to Arnason's Icelandic Stories translated by Powell, to the Highland
Stories done into English by Campbell, and to the fairy stories collected by
other writers, and as I believed that the collection suggested would be a
contribution, however slight, to that daily increasing literature of
folk-lore and comparative mythology which, like comparative philosophy,
proves that the swarthy and half-naked peasants on the banks of the Ganges
is a cousin, albeit to the hundredth remove, to the fair-skinned and
well-dressed Englishman on the banks of the Thames, I readily caught up the
idea and cast about for materials. But where was an old story-telling woman
to be got? I had myself, when a little boy, heard hundreds -- it would be no
exaggeration to say thousands -- of fairy tales from that same old woman,
Sambhu's mother -- for she was no fictitious person; she actually lived in
the flesh and bore that name; but I had nearly forgotten those stories, at
any rate they had all got confused in my head, the tail of one story being
joined to the head of another, and the head of a third to the tail of a
fourth. How I wished that poor Sambhu's mother had been alive! But she had
gone long, and her son Sambhu, too, had followed her thither. After a great
deal of search I found my Gammer Grethel -- though not half so old as the
Frau Viehmannin of Hesse-Cassel -- in the person of a Bengali Christian
woman, who, when a little girl and living in her heathen home, had heard
many stories from her old grandmother. She was a good story-teller, but her
stock was not large; and after I had heard all from her I had to look about
for fresh sources. An old Brahman told me two stories; an old barber, three;
an old servant of mine told me two; and the rest I heard from another old
Brahman. None of my authorities knew English; they all told the stories in
Bengali, and I translated them into English when I came home. I heard many
more stories than those contained in the following pages; but I rejected a
great many, as they appeared to me to contain spurious additions to the
original stories which I had heard when a boy. I have reason to believe that
the stories given in this book are a genuine sample of the old old stories
told by old Bengali women from age to age through hundred generations.
Sambhu's mother used always to end every one
of her stories -- and every orthodox Bengali story-teller does the same --
with repeating the following formula :-
Thus my story endeth,
The Natiya-thorn withereth;
"Why, O Natiya-thorn, dost wither?"
"Why, does thy cow on me browse?"
"Why, O cow, dost thou browse?"
"Why, does thy neat-herd not tend me?"
"Why, O neat-herd, dost not tend the
"Why does thy daughter-in-law not give me
"Why, O daughter-in-law, dost not give
"Why does my child cry?"
"Why, O child, dost thou cry?"

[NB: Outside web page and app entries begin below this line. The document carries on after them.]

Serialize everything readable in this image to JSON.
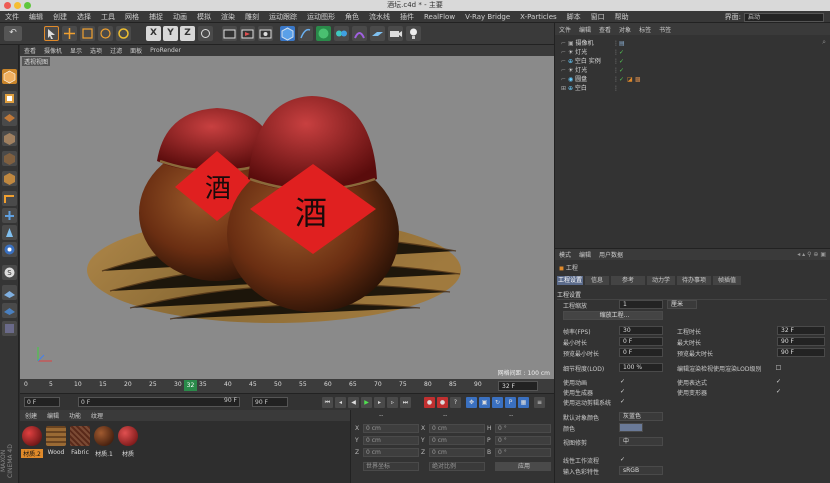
{
  "window": {
    "title": "酒坛.c4d * - 主要"
  },
  "menubar": {
    "items": [
      "文件",
      "编辑",
      "创建",
      "选择",
      "工具",
      "网格",
      "捕捉",
      "动画",
      "模拟",
      "渲染",
      "雕刻",
      "运动跟踪",
      "运动图形",
      "角色",
      "流水线",
      "插件",
      "RealFlow",
      "V-Ray Bridge",
      "X-Particles",
      "脚本",
      "窗口",
      "帮助"
    ],
    "layout_label": "界面:",
    "layout_value": "启动"
  },
  "toolbar": {
    "axis_labels": [
      "X",
      "Y",
      "Z"
    ]
  },
  "viewport": {
    "menu": [
      "查看",
      "摄像机",
      "显示",
      "选项",
      "过滤",
      "面板",
      "ProRender"
    ],
    "view_name": "透视视图",
    "grid_info": "网格间距 : 100 cm",
    "label_char": "酒"
  },
  "timeline": {
    "ticks": [
      "0",
      "5",
      "10",
      "15",
      "20",
      "25",
      "30",
      "35",
      "40",
      "45",
      "50",
      "55",
      "60",
      "65",
      "70",
      "75",
      "80",
      "85",
      "90"
    ],
    "current_frame_marker": "32",
    "end_frame_field": "32 F"
  },
  "playbar": {
    "start_field": "0 F",
    "current_field": "0 F",
    "end_field": "90 F",
    "max_field": "90 F"
  },
  "material_manager": {
    "menu": [
      "创建",
      "编辑",
      "功能",
      "纹理"
    ],
    "materials": [
      {
        "label": "材质.2",
        "color": "#8a1a1a"
      },
      {
        "label": "Wood",
        "color": "#8a5a2a"
      },
      {
        "label": "Fabric",
        "color": "#6a3a2a"
      },
      {
        "label": "材质.1",
        "color": "#6a2a1a"
      },
      {
        "label": "材质",
        "color": "#a01818"
      }
    ],
    "logo_text": "MAXON CINEMA 4D"
  },
  "coordinates": {
    "header": [
      "--",
      "--",
      "--"
    ],
    "rows": [
      {
        "axis": "X",
        "pos": "0 cm",
        "axis2": "X",
        "size": "0 cm",
        "rot_axis": "H",
        "rot": "0 °"
      },
      {
        "axis": "Y",
        "pos": "0 cm",
        "axis2": "Y",
        "size": "0 cm",
        "rot_axis": "P",
        "rot": "0 °"
      },
      {
        "axis": "Z",
        "pos": "0 cm",
        "axis2": "Z",
        "size": "0 cm",
        "rot_axis": "B",
        "rot": "0 °"
      }
    ],
    "world_label": "世界坐标",
    "scale_label": "绝对比例",
    "apply_label": "应用"
  },
  "object_manager": {
    "menu": [
      "文件",
      "编辑",
      "查看",
      "对象",
      "标签",
      "书签"
    ],
    "objects": [
      {
        "name": "摄像机",
        "indent": 0
      },
      {
        "name": "灯光",
        "indent": 0
      },
      {
        "name": "空白 实例",
        "indent": 0
      },
      {
        "name": "灯光",
        "indent": 0
      },
      {
        "name": "圆盘",
        "indent": 0
      },
      {
        "name": "空白",
        "indent": 0
      }
    ]
  },
  "attribute_manager": {
    "menu": [
      "模式",
      "编辑",
      "用户数据"
    ],
    "section": "工程",
    "tabs": [
      "工程设置",
      "信息",
      "参考",
      "动力学",
      "待办事项",
      "帧插值"
    ],
    "group_title": "工程设置",
    "scale_label": "工程缩放",
    "scale_value": "1",
    "scale_unit": "厘米",
    "scale_button": "缩放工程...",
    "fps_label": "帧率(FPS)",
    "fps_value": "30",
    "duration_label": "工程时长",
    "duration_value": "32 F",
    "min_time_label": "最小时长",
    "min_time_value": "0 F",
    "max_time_label": "最大时长",
    "max_time_value": "90 F",
    "preview_min_label": "预览最小时长",
    "preview_min_value": "0 F",
    "preview_max_label": "预览最大时长",
    "preview_max_value": "90 F",
    "lod_label": "细节程度(LOD)",
    "lod_value": "100 %",
    "lod_render_label": "编辑渲染检视使用渲染LOD级别",
    "use_anim_label": "使用动画",
    "use_expr_label": "使用表达式",
    "use_gen_label": "使用生成器",
    "use_deform_label": "使用变形器",
    "use_motion_label": "使用运动剪辑系统",
    "default_color_label": "默认对象颜色",
    "default_color_value": "灰蓝色",
    "color_label": "颜色",
    "view_clip_label": "视图修剪",
    "view_clip_value": "中",
    "linear_label": "线性工作流程",
    "input_color_label": "输入色彩特性",
    "input_color_value": "sRGB"
  }
}
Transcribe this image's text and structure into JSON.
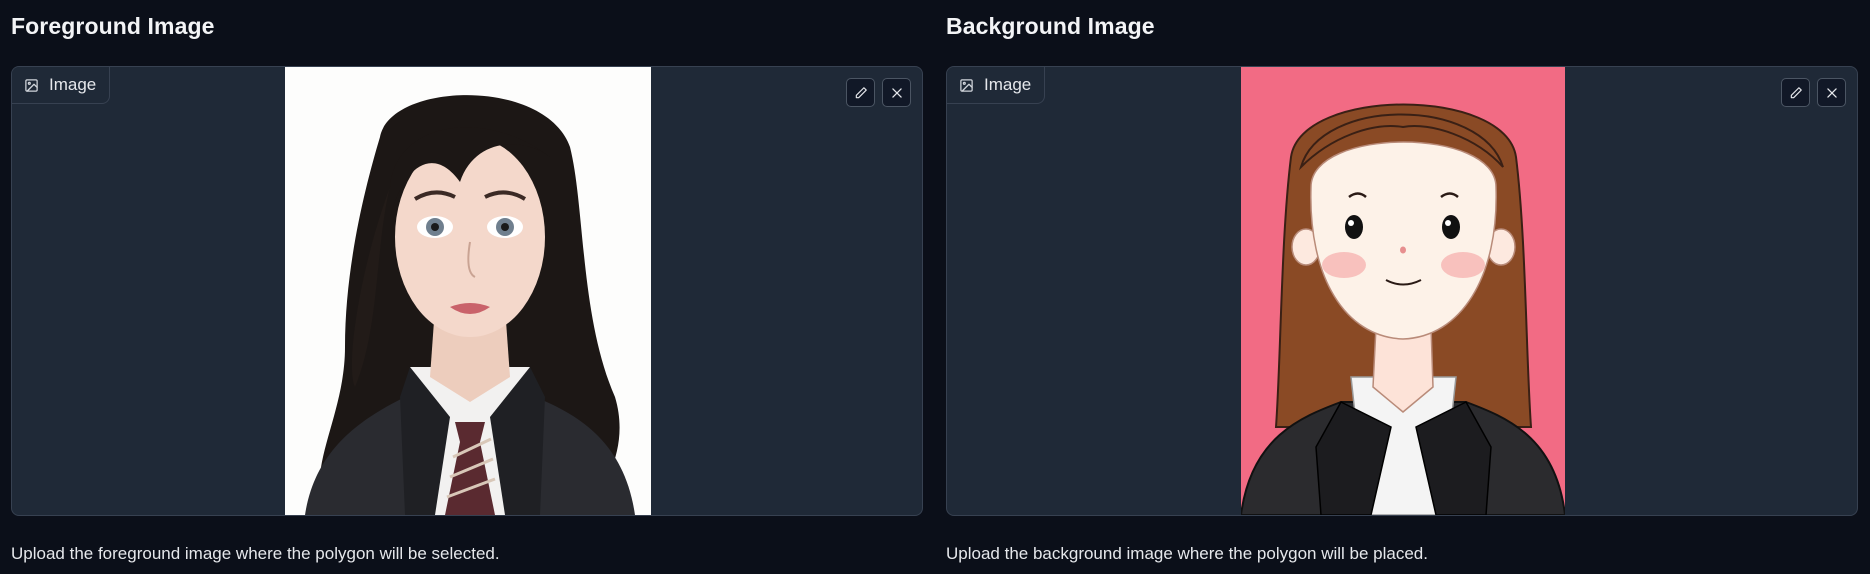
{
  "foreground": {
    "title": "Foreground Image",
    "label": "Image",
    "caption": "Upload the foreground image where the polygon will be selected."
  },
  "background": {
    "title": "Background Image",
    "label": "Image",
    "caption": "Upload the background image where the polygon will be placed."
  },
  "icons": {
    "label_icon": "image-icon",
    "edit": "pencil-icon",
    "clear": "close-icon"
  },
  "colors": {
    "page_bg": "#0b0f19",
    "panel_bg": "#1f2937",
    "border": "#374151",
    "foreground_photo_bg": "#fdfdfc",
    "background_photo_bg": "#f26b84"
  }
}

"Why does the ant bite me?"
"Why, O ant, dost thou bite?"
Koot! koot! koot!
What these lines mean, why they are repeated
at the end of every story, and what the connection is of the several parts
to one another, I do not know. Perhaps the whole is a string of nonsense
purposely put together to amuse little children.
February 27, 1883.